Science is often driven by curiosity, and the didjeridu is a curious instrument. How could a hollow piece of wood -- at the lips of a good player -- make such a range of sounds? The physics was more subtle than we expected.
The didjeridu is an iconic Australian instrument. We felt that it was appropriate that its operation should be understood first by an Australian team. (There was some international rivalry.) Several people -- including a physicist who is also a fine didjeridu player, some acoustical physicists and some students all collaborated on this project over a few years. The Didjshop became involved when we sought to understand what made an instrument a good one, and Svargo made available the set of instruments, plus his own extensive data and advice based on his long experience.
An important and broader question in music is this: Why do two different players (e.g. a great soloist and a beginner) make a different sound on the same instrument? In the case of wind instruments, the player's vocal tract is involved. If we understood this difference and could clearly explain it to music teachers, it could be important to music education. In the didjeridu, the effect of the player on the sound is most spectacular, so this was a good place to start.

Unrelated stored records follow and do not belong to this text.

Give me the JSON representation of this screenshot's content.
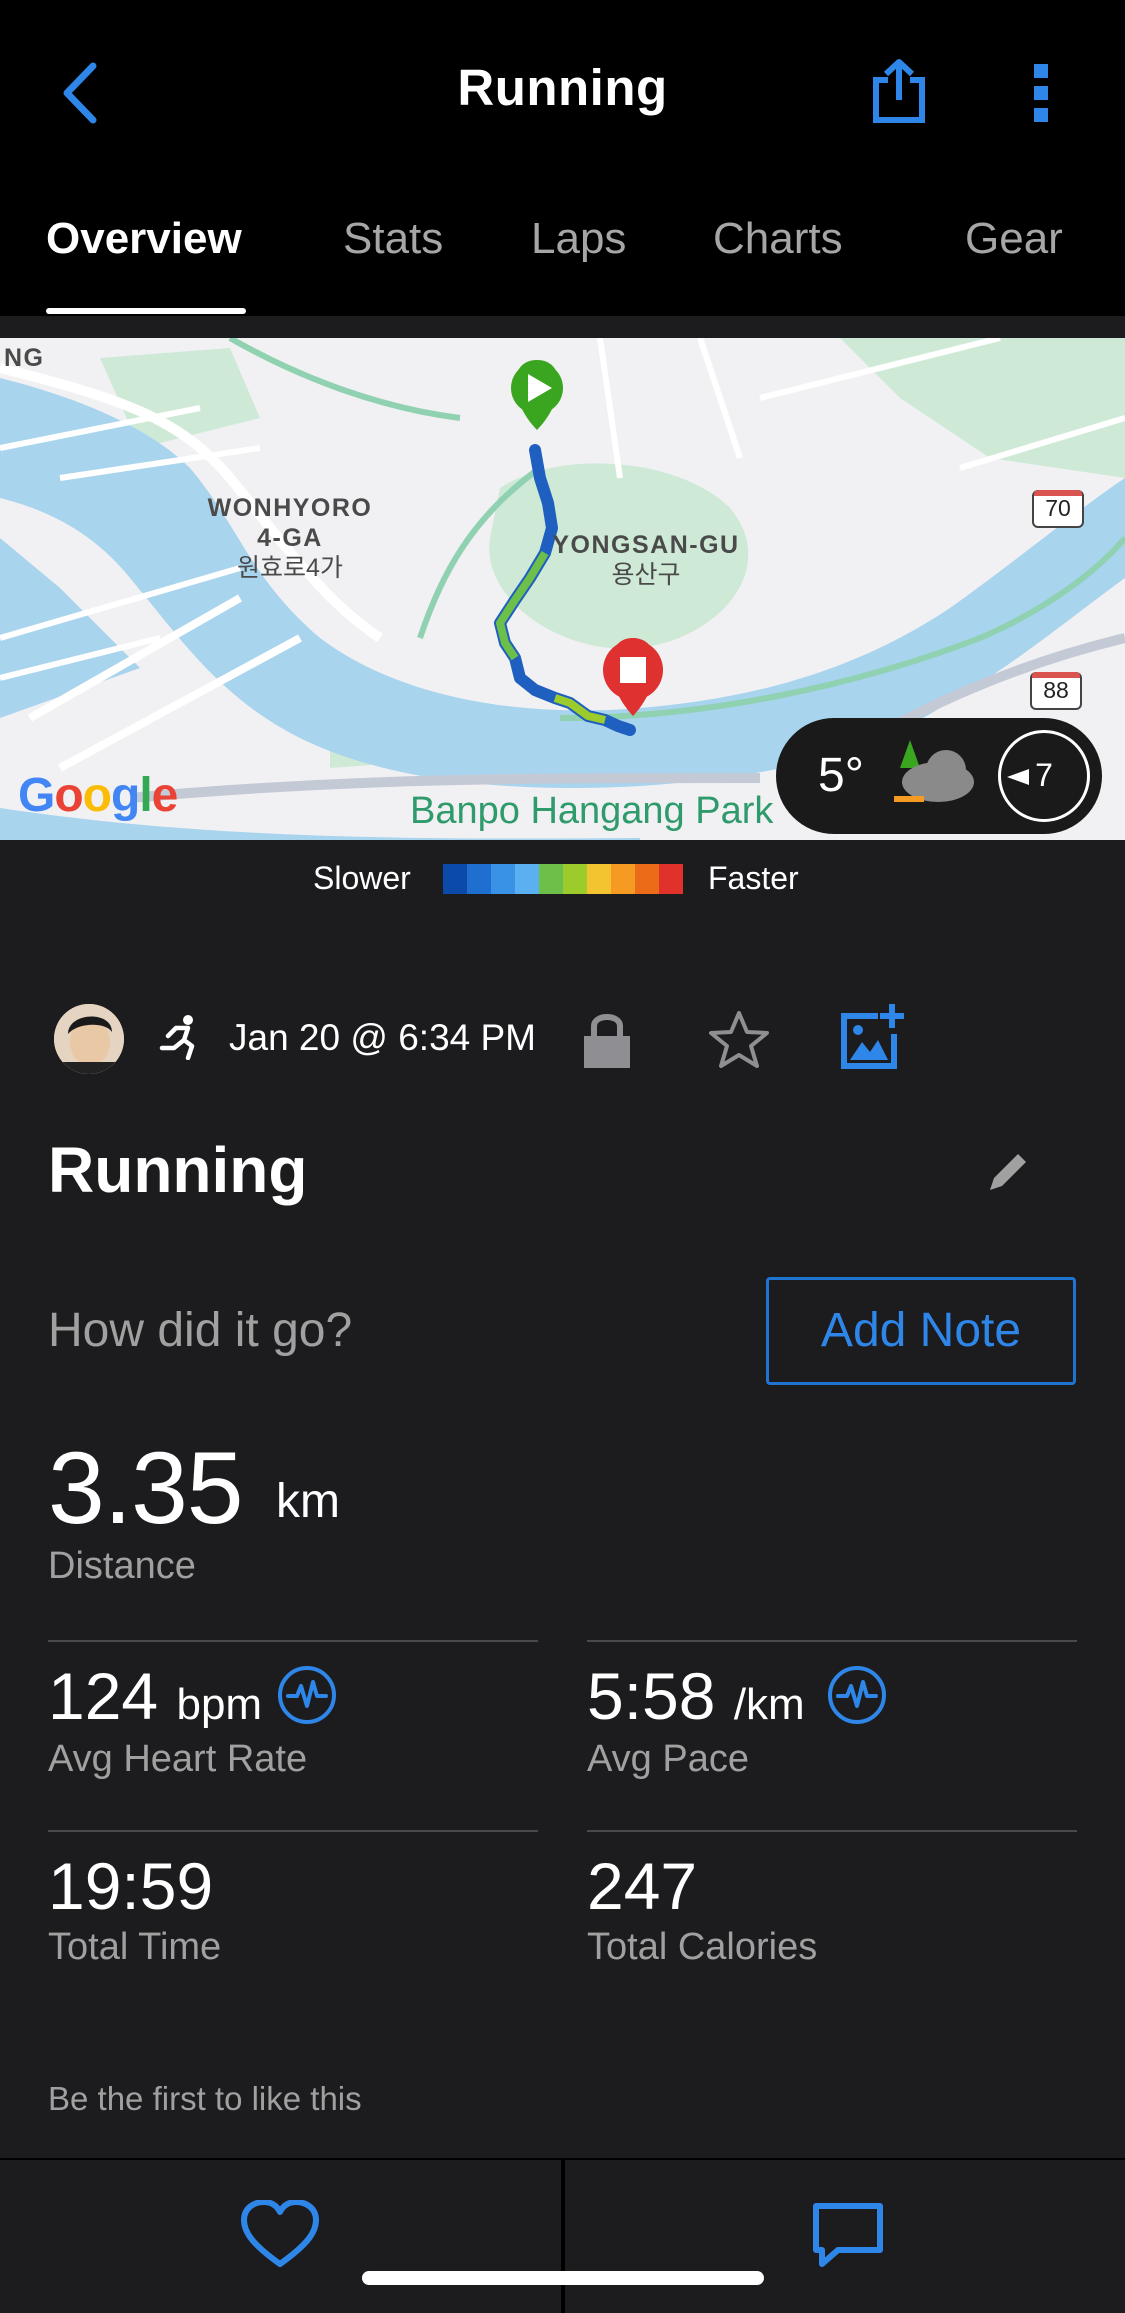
{
  "header": {
    "title": "Running",
    "back_icon": "chevron-left-icon",
    "share_icon": "share-icon",
    "more_icon": "more-vertical-icon"
  },
  "tabs": [
    {
      "label": "Overview",
      "active": true
    },
    {
      "label": "Stats",
      "active": false
    },
    {
      "label": "Laps",
      "active": false
    },
    {
      "label": "Charts",
      "active": false
    },
    {
      "label": "Gear",
      "active": false
    }
  ],
  "map": {
    "labels": {
      "wonhyoro_en_1": "WONHYORO",
      "wonhyoro_en_2": "4-GA",
      "wonhyoro_ko": "원효로4가",
      "yongsan_en": "YONGSAN-GU",
      "yongsan_ko": "용산구",
      "edge_fragment": "NG",
      "park": "Banpo Hangang Park",
      "google": "Google",
      "route_70": "70",
      "route_88": "88"
    },
    "weather": {
      "temperature": "5°",
      "wind_speed": "7",
      "icon": "cloudy-night-icon"
    }
  },
  "pace_legend": {
    "slow_label": "Slower",
    "fast_label": "Faster",
    "colors": [
      "#0b4aa8",
      "#1f6fd1",
      "#3a92e6",
      "#5ab0f0",
      "#6cc04a",
      "#9ccc2c",
      "#f4c430",
      "#f59a23",
      "#ec6b18",
      "#e0312a"
    ]
  },
  "activity": {
    "date": "Jan 20 @ 6:34 PM",
    "title": "Running",
    "prompt": "How did it go?",
    "add_note_label": "Add Note",
    "accent_color": "#2e86e8"
  },
  "stats": {
    "distance": {
      "value": "3.35",
      "unit": "km",
      "label": "Distance"
    },
    "heart_rate": {
      "value": "124",
      "unit": "bpm",
      "label": "Avg Heart Rate"
    },
    "pace": {
      "value": "5:58",
      "unit": "/km",
      "label": "Avg Pace"
    },
    "time": {
      "value": "19:59",
      "label": "Total Time"
    },
    "calories": {
      "value": "247",
      "label": "Total Calories"
    }
  },
  "social": {
    "likes_text": "Be the first to like this"
  }
}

In order to understand how the vocal tract was involved, we had to make measurements of acoustic impedance spectra, inside the player's mouth, while he played. This was technically demanding, chiefly because it is so loud in the player's mouth -- the lips radiate sound 'backwards' into the mouth roughly as loudly as they radiate it into the instrument. So we have extended acoustical technology in order to study this problem.
We have now extended the technique and are using it to study other wind instruments.
Formal references for more informationThe first of these papers is the technical paper that describes, for a technical reader, the work related less formally on this page. That and several other references below are reproduced with kind permission of the editors and publishers.
Links for the didjeridu/yidaki and related material
This research was supported by the Australian Research Council.